+++ TASK INPUTS

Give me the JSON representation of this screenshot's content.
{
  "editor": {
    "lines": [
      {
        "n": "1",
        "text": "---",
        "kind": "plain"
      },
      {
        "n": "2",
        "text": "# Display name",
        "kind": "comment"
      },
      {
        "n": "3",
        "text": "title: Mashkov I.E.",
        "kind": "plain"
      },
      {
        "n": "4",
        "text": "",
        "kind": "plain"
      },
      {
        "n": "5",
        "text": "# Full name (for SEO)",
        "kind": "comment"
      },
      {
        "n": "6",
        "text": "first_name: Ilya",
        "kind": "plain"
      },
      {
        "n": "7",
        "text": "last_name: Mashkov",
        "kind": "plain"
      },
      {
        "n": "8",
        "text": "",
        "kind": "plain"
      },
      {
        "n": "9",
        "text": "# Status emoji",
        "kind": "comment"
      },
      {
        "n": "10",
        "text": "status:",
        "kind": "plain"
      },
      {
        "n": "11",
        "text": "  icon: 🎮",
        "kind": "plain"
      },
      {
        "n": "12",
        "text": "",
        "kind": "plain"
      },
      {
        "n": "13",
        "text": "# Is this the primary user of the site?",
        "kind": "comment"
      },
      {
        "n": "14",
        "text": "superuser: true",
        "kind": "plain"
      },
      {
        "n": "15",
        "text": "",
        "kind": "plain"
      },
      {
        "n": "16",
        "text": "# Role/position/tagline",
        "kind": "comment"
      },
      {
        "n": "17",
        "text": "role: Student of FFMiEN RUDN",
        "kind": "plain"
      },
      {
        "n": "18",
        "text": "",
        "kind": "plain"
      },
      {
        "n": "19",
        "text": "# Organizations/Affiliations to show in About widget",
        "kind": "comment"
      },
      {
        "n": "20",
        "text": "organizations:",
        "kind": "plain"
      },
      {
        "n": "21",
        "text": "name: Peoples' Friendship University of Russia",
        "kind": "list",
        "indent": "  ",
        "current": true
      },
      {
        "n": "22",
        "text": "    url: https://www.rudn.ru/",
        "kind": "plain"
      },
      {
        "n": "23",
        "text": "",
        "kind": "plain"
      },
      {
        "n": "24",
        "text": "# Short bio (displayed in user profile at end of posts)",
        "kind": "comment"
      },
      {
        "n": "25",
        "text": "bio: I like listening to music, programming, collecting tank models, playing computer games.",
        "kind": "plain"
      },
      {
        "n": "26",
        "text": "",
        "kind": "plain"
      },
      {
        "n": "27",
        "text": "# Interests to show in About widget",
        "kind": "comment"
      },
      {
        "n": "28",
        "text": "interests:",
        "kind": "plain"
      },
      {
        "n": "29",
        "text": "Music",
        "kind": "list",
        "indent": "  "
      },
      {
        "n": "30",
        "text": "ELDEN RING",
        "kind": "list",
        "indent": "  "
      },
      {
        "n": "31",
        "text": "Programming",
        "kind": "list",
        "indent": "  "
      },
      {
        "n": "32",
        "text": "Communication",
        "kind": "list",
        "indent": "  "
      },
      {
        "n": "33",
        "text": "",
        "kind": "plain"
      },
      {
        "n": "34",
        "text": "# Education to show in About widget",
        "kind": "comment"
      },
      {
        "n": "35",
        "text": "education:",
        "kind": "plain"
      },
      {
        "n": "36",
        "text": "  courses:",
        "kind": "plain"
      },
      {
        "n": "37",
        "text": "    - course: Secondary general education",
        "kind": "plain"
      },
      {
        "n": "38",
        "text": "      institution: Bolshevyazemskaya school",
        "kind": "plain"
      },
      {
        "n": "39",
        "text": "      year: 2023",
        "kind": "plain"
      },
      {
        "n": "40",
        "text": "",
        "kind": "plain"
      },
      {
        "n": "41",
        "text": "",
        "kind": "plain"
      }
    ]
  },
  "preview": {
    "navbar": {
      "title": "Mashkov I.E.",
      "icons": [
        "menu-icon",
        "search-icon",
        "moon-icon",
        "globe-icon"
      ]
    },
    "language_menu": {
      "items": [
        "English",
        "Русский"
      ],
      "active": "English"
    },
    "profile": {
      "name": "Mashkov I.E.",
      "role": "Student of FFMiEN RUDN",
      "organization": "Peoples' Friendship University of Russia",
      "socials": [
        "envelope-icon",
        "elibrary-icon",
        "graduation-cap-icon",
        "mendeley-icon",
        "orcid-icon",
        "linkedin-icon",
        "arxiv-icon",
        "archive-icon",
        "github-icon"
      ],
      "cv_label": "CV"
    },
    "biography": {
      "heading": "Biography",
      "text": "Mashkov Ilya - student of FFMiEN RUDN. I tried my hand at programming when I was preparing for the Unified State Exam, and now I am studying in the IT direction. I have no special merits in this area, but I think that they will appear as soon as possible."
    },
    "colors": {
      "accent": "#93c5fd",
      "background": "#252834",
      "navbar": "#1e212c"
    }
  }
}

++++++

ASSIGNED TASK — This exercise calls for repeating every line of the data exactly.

RESPONSE TO THE TASK —
Give me the JSON representation of this screenshot's content.
{
  "editor": {
    "lines": [
      {
        "n": "1",
        "text": "---",
        "kind": "plain"
      },
      {
        "n": "2",
        "text": "# Display name",
        "kind": "comment"
      },
      {
        "n": "3",
        "text": "title: Mashkov I.E.",
        "kind": "plain"
      },
      {
        "n": "4",
        "text": "",
        "kind": "plain"
      },
      {
        "n": "5",
        "text": "# Full name (for SEO)",
        "kind": "comment"
      },
      {
        "n": "6",
        "text": "first_name: Ilya",
        "kind": "plain"
      },
      {
        "n": "7",
        "text": "last_name: Mashkov",
        "kind": "plain"
      },
      {
        "n": "8",
        "text": "",
        "kind": "plain"
      },
      {
        "n": "9",
        "text": "# Status emoji",
        "kind": "comment"
      },
      {
        "n": "10",
        "text": "status:",
        "kind": "plain"
      },
      {
        "n": "11",
        "text": "  icon: 🎮",
        "kind": "plain"
      },
      {
        "n": "12",
        "text": "",
        "kind": "plain"
      },
      {
        "n": "13",
        "text": "# Is this the primary user of the site?",
        "kind": "comment"
      },
      {
        "n": "14",
        "text": "superuser: true",
        "kind": "plain"
      },
      {
        "n": "15",
        "text": "",
        "kind": "plain"
      },
      {
        "n": "16",
        "text": "# Role/position/tagline",
        "kind": "comment"
      },
      {
        "n": "17",
        "text": "role: Student of FFMiEN RUDN",
        "kind": "plain"
      },
      {
        "n": "18",
        "text": "",
        "kind": "plain"
      },
      {
        "n": "19",
        "text": "# Organizations/Affiliations to show in About widget",
        "kind": "comment"
      },
      {
        "n": "20",
        "text": "organizations:",
        "kind": "plain"
      },
      {
        "n": "21",
        "text": "name: Peoples' Friendship University of Russia",
        "kind": "list",
        "indent": "  ",
        "current": true
      },
      {
        "n": "22",
        "text": "    url: https://www.rudn.ru/",
        "kind": "plain"
      },
      {
        "n": "23",
        "text": "",
        "kind": "plain"
      },
      {
        "n": "24",
        "text": "# Short bio (displayed in user profile at end of posts)",
        "kind": "comment"
      },
      {
        "n": "25",
        "text": "bio: I like listening to music, programming, collecting tank models, playing computer games.",
        "kind": "plain"
      },
      {
        "n": "26",
        "text": "",
        "kind": "plain"
      },
      {
        "n": "27",
        "text": "# Interests to show in About widget",
        "kind": "comment"
      },
      {
        "n": "28",
        "text": "interests:",
        "kind": "plain"
      },
      {
        "n": "29",
        "text": "Music",
        "kind": "list",
        "indent": "  "
      },
      {
        "n": "30",
        "text": "ELDEN RING",
        "kind": "list",
        "indent": "  "
      },
      {
        "n": "31",
        "text": "Programming",
        "kind": "list",
        "indent": "  "
      },
      {
        "n": "32",
        "text": "Communication",
        "kind": "list",
        "indent": "  "
      },
      {
        "n": "33",
        "text": "",
        "kind": "plain"
      },
      {
        "n": "34",
        "text": "# Education to show in About widget",
        "kind": "comment"
      },
      {
        "n": "35",
        "text": "education:",
        "kind": "plain"
      },
      {
        "n": "36",
        "text": "  courses:",
        "kind": "plain"
      },
      {
        "n": "37",
        "text": "    - course: Secondary general education",
        "kind": "plain"
      },
      {
        "n": "38",
        "text": "      institution: Bolshevyazemskaya school",
        "kind": "plain"
      },
      {
        "n": "39",
        "text": "      year: 2023",
        "kind": "plain"
      },
      {
        "n": "40",
        "text": "",
        "kind": "plain"
      },
      {
        "n": "41",
        "text": "",
        "kind": "plain"
      }
    ]
  },
  "preview": {
    "navbar": {
      "title": "Mashkov I.E.",
      "icons": [
        "menu-icon",
        "search-icon",
        "moon-icon",
        "globe-icon"
      ]
    },
    "language_menu": {
      "items": [
        "English",
        "Русский"
      ],
      "active": "English"
    },
    "profile": {
      "name": "Mashkov I.E.",
      "role": "Student of FFMiEN RUDN",
      "organization": "Peoples' Friendship University of Russia",
      "socials": [
        "envelope-icon",
        "elibrary-icon",
        "graduation-cap-icon",
        "mendeley-icon",
        "orcid-icon",
        "linkedin-icon",
        "arxiv-icon",
        "archive-icon",
        "github-icon"
      ],
      "cv_label": "CV"
    },
    "biography": {
      "heading": "Biography",
      "text": "Mashkov Ilya - student of FFMiEN RUDN. I tried my hand at programming when I was preparing for the Unified State Exam, and now I am studying in the IT direction. I have no special merits in this area, but I think that they will appear as soon as possible."
    },
    "colors": {
      "accent": "#93c5fd",
      "background": "#252834",
      "navbar": "#1e212c"
    }
  }
}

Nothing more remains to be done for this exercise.